• [Exercise prompt] Below are some entries. Reproduce them word for word.
(Beginning of Input material)
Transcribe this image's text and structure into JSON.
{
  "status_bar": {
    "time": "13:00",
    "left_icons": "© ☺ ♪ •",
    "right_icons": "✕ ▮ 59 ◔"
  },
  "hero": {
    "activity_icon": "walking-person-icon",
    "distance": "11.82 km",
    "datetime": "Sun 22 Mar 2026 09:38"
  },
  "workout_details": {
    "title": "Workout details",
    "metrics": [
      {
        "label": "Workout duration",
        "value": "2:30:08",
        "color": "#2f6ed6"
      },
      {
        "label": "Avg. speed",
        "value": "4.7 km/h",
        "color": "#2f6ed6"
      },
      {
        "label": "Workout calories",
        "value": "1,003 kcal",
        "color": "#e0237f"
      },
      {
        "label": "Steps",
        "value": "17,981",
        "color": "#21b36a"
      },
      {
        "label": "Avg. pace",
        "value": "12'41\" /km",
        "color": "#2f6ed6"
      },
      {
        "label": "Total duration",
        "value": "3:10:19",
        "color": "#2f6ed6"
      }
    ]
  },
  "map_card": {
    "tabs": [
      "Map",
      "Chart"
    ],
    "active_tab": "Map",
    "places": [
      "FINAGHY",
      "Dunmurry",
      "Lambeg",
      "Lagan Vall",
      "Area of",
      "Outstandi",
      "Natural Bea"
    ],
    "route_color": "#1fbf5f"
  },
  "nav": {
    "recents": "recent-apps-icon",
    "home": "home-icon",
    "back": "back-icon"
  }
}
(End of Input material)
• [Response to this task]
Transcribe this image's text and structure into JSON.
{
  "status_bar": {
    "time": "13:00",
    "left_icons": "© ☺ ♪ •",
    "right_icons": "✕ ▮ 59 ◔"
  },
  "hero": {
    "activity_icon": "walking-person-icon",
    "distance": "11.82 km",
    "datetime": "Sun 22 Mar 2026 09:38"
  },
  "workout_details": {
    "title": "Workout details",
    "metrics": [
      {
        "label": "Workout duration",
        "value": "2:30:08",
        "color": "#2f6ed6"
      },
      {
        "label": "Avg. speed",
        "value": "4.7 km/h",
        "color": "#2f6ed6"
      },
      {
        "label": "Workout calories",
        "value": "1,003 kcal",
        "color": "#e0237f"
      },
      {
        "label": "Steps",
        "value": "17,981",
        "color": "#21b36a"
      },
      {
        "label": "Avg. pace",
        "value": "12'41\" /km",
        "color": "#2f6ed6"
      },
      {
        "label": "Total duration",
        "value": "3:10:19",
        "color": "#2f6ed6"
      }
    ]
  },
  "map_card": {
    "tabs": [
      "Map",
      "Chart"
    ],
    "active_tab": "Map",
    "places": [
      "FINAGHY",
      "Dunmurry",
      "Lambeg",
      "Lagan Vall",
      "Area of",
      "Outstandi",
      "Natural Bea"
    ],
    "route_color": "#1fbf5f"
  },
  "nav": {
    "recents": "recent-apps-icon",
    "home": "home-icon",
    "back": "back-icon"
  }
}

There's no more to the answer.